Data provided:
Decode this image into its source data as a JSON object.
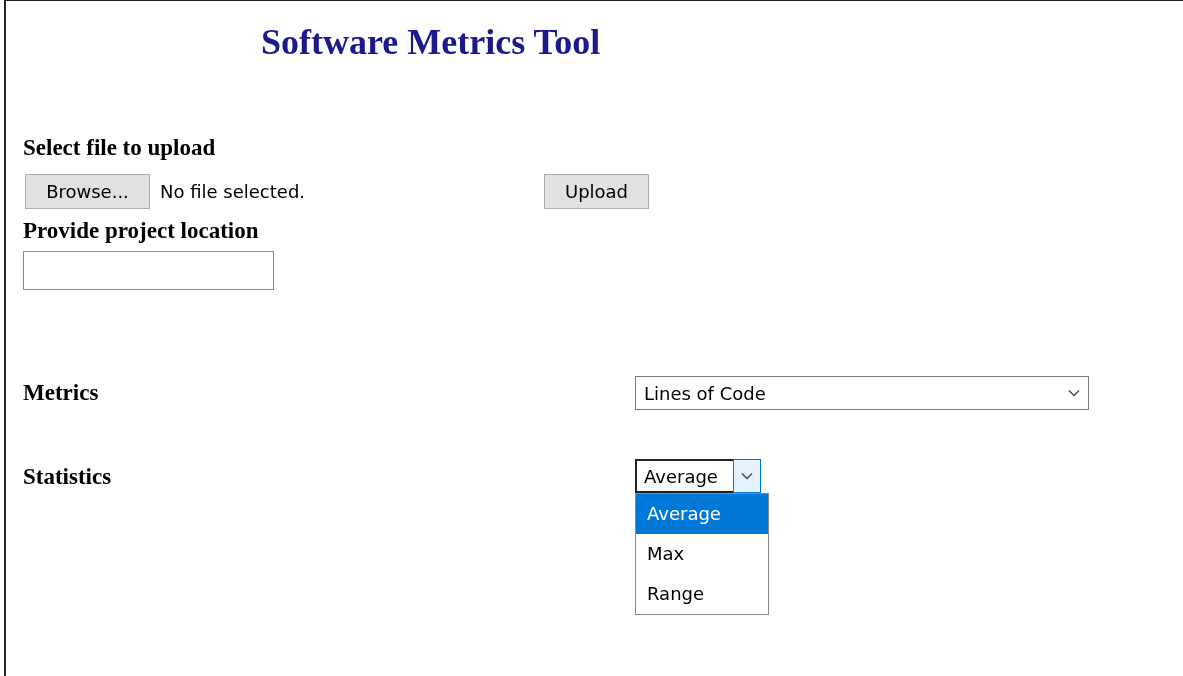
{
  "title": "Software Metrics Tool",
  "upload": {
    "label": "Select file to upload",
    "browse_button": "Browse...",
    "file_status": "No file selected.",
    "upload_button": "Upload"
  },
  "project_location": {
    "label": "Provide project location"
  },
  "metrics": {
    "label": "Metrics",
    "value": "Lines of Code"
  },
  "statistics": {
    "label": "Statistics",
    "value": "Average",
    "expanded": true,
    "options": [
      {
        "label": "Average",
        "selected": true
      },
      {
        "label": "Max",
        "selected": false
      },
      {
        "label": "Range",
        "selected": false
      }
    ]
  }
}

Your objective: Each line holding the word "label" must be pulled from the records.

Exercise output:
    "label": "Select file to upload",
    "label": "Provide project location"
    "label": "Metrics",
    "label": "Statistics",
        "label": "Average",
        "label": "Max",
        "label": "Range",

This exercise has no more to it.